Work request - Where a line of the records holds the string "type", copy that line.

Study material -

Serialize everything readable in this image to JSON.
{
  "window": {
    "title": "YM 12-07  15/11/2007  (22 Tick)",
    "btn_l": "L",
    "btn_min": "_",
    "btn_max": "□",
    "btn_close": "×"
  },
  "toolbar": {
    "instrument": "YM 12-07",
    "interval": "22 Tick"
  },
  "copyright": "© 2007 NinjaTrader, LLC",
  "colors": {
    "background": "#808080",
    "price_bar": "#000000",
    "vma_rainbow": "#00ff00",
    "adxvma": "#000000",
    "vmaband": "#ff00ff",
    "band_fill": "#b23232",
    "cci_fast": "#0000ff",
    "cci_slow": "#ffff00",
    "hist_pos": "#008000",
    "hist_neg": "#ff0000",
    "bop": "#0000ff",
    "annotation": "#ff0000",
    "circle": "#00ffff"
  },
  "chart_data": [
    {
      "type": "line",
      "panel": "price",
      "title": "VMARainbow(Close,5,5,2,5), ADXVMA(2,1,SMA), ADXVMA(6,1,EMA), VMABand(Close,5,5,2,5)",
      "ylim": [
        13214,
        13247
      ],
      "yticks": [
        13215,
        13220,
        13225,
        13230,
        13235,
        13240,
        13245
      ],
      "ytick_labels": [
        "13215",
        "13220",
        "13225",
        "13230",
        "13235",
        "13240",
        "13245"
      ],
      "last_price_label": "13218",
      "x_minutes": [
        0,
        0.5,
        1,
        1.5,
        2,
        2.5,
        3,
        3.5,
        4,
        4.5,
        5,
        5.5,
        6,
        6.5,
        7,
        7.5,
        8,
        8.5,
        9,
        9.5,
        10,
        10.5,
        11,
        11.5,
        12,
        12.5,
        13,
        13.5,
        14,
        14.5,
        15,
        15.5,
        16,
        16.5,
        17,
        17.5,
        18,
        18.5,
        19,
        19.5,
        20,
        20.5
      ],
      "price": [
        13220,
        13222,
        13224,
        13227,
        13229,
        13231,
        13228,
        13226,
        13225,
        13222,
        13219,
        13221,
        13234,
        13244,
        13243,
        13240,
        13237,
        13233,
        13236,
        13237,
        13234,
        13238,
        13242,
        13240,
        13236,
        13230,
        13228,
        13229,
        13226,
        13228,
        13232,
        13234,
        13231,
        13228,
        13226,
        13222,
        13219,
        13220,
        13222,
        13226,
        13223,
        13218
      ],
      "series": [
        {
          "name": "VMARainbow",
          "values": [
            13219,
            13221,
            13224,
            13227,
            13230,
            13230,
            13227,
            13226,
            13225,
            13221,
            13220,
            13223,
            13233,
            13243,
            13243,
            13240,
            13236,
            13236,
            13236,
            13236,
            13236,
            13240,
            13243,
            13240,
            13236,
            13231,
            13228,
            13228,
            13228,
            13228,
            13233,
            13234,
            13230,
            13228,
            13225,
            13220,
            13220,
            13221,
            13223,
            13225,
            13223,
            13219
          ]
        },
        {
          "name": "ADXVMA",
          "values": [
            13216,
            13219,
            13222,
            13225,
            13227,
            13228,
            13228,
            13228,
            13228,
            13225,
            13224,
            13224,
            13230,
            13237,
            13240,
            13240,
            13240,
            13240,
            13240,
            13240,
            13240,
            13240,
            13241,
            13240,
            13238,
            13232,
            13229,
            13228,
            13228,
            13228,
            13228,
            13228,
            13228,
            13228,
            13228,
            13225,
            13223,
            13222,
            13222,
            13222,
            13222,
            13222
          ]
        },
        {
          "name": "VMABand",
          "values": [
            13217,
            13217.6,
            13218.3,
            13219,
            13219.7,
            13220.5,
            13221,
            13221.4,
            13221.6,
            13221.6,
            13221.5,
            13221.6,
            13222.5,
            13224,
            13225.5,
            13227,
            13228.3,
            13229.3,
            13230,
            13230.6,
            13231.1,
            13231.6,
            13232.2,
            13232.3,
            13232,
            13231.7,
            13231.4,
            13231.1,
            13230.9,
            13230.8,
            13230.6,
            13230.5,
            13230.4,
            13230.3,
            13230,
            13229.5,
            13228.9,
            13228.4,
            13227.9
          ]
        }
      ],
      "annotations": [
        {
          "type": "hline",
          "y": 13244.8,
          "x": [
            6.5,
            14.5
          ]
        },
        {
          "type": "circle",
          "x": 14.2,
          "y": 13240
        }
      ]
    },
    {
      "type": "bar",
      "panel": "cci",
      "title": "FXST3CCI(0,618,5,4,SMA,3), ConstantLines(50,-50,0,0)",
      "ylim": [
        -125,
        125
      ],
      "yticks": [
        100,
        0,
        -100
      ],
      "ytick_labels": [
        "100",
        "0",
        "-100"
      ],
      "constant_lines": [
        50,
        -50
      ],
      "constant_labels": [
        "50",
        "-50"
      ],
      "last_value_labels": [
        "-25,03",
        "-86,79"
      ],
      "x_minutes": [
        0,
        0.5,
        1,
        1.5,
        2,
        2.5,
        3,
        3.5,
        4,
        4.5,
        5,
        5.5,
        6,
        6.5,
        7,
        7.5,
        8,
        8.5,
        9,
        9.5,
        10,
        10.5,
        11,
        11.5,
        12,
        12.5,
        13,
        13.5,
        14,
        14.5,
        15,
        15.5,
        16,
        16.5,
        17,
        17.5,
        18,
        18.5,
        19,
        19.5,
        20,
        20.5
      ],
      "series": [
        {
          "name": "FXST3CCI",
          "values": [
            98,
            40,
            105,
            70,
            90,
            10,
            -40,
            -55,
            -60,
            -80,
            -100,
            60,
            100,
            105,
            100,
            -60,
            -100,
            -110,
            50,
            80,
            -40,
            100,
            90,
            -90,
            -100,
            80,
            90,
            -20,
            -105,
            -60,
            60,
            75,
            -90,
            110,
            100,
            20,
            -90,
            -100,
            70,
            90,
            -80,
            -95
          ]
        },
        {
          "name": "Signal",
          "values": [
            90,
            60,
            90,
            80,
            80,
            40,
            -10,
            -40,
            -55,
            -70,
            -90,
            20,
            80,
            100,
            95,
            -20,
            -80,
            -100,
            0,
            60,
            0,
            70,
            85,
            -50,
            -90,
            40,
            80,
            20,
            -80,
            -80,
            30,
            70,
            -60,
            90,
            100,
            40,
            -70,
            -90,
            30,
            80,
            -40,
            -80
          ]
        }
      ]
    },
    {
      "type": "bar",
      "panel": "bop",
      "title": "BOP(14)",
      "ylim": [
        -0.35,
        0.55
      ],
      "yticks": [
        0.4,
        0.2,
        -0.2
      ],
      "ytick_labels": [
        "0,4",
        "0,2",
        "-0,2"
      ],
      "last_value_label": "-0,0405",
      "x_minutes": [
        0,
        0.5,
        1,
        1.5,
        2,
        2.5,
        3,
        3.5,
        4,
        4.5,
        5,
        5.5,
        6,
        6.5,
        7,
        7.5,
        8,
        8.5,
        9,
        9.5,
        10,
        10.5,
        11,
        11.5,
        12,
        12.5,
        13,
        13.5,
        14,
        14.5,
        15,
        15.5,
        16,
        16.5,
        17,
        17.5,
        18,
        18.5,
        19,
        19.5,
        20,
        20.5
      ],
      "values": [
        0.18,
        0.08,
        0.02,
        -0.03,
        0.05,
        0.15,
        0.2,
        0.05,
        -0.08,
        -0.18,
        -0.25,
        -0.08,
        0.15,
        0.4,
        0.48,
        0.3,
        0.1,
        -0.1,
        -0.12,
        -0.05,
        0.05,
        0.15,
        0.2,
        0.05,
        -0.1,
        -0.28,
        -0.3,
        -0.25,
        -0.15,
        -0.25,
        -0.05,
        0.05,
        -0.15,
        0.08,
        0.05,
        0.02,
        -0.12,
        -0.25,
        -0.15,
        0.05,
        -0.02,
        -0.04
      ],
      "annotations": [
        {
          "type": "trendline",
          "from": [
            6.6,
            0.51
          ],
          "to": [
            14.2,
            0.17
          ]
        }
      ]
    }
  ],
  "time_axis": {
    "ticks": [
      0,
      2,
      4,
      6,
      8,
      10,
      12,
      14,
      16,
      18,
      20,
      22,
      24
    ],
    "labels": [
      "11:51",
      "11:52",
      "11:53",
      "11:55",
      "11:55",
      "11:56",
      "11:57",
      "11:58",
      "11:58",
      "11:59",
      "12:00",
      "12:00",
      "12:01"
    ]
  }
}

Finished task -
      "type": "line",
          "type": "hline",
          "type": "circle",
      "type": "bar",
      "type": "bar",
          "type": "trendline",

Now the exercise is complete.